Woman returns to bar from bathroom, smoothing her skirt. It’s the first time we see her. We hear ominous music, the fabric as it rubs against her thighs. Watch out.

Handsome customer makes his move, gets too aggressive, and our hermit saves the day, taking a right hook, landing on his back, but still driving handsome customer off.

Hermit offers to buy her a drink. She tells him she’s the one who should be thanking him. They agree to a quick one, even though, he admits, he shouldn’t be drinking either… he’s diabetic. You know this is as close as he’s gotten to a woman this striking. She tells him over a quick game of darts that tonight’s a special occasion: she’s leaving her husband Danny. She shares with our hermit that she heard her husband whispering on the phone. “Pinky” she whispers. He looks confused. “That’s her name. She’s probably from Texas.” Audience laughs.

She drinks some more. He offers to drive her. Wait, in the parking lot she swears she sees his car. Oh, God. Danny ain’t out of town. Oh, shit. Now what… ahh, car, wrong car. Whew.

Because she’s still afraid Danny is in town, hermit offers to help her sober up at his motel room. Ha ha.

Diabetic. Again. Should have taken insulin two hours ago. Makes me think something bad will happen to HIM.

She gets naked. Sex is shown in silhouettes against a wall. Moaning.

You’re kind. Hope I get home now before he does.

Morris. Mr. DeBruno. Yeah, it’s done.

We then see that hermit guy’s tattoo says PINKIE.

Kills her. Falls asleep on her.
Dead in hotel.

Gives money to handsome customer from earlier on his way out… handsome guy goes up the motel steps with cleaning supplies.

END

What I loved most was this, a question that sat with me long after the Q&A session: What makes an effective twist—and, more specifically, what elements make up the art of misdirection? Topics like this fascinate me and make me want to fill out a school application. I LOVE learning techniques like these. The director didn’t get into any of this, only commented on how he kept tuning and tweaking the film with this in mind. Here’s what stands out to me when I examine my notes above:
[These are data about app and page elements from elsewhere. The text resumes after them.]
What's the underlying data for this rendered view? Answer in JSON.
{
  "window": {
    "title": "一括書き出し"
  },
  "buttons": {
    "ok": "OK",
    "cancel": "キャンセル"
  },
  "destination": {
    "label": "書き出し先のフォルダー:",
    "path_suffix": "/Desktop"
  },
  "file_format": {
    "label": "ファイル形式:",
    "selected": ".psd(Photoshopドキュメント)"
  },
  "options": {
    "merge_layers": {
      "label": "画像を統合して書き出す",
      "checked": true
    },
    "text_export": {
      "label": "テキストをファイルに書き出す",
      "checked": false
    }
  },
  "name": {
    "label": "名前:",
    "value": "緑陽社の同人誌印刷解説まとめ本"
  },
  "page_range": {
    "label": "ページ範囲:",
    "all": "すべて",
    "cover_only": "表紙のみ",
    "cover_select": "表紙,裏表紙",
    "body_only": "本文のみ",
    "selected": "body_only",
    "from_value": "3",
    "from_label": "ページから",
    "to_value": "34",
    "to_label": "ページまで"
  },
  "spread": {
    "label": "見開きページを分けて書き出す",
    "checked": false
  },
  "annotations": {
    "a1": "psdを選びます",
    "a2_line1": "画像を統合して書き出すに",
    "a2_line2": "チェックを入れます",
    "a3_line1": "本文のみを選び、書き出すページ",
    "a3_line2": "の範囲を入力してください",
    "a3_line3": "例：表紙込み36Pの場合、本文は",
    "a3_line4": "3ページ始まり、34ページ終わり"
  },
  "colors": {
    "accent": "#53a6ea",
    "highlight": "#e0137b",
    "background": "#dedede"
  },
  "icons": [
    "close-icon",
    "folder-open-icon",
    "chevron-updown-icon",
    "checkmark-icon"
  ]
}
1. Make the victim seem like the bad guy. She’s danger. Ominous music. Other characters warning others (and us the audience) to watch out.
2. And this is why I wish there were a class, or maybe why I need to watch more movies, looking for this misdirection… when they throw in the random person, and you think, aha, must be him… to mix things up. In the above, it was the missing husband. Would he show up? Would he catch them? Is he following her up to his motel room? See how the questions come? That’s built, that’s technique. That’s what I wish someone could just hand over to me and say, HERE. I’ve got instinct, but I adore techniques.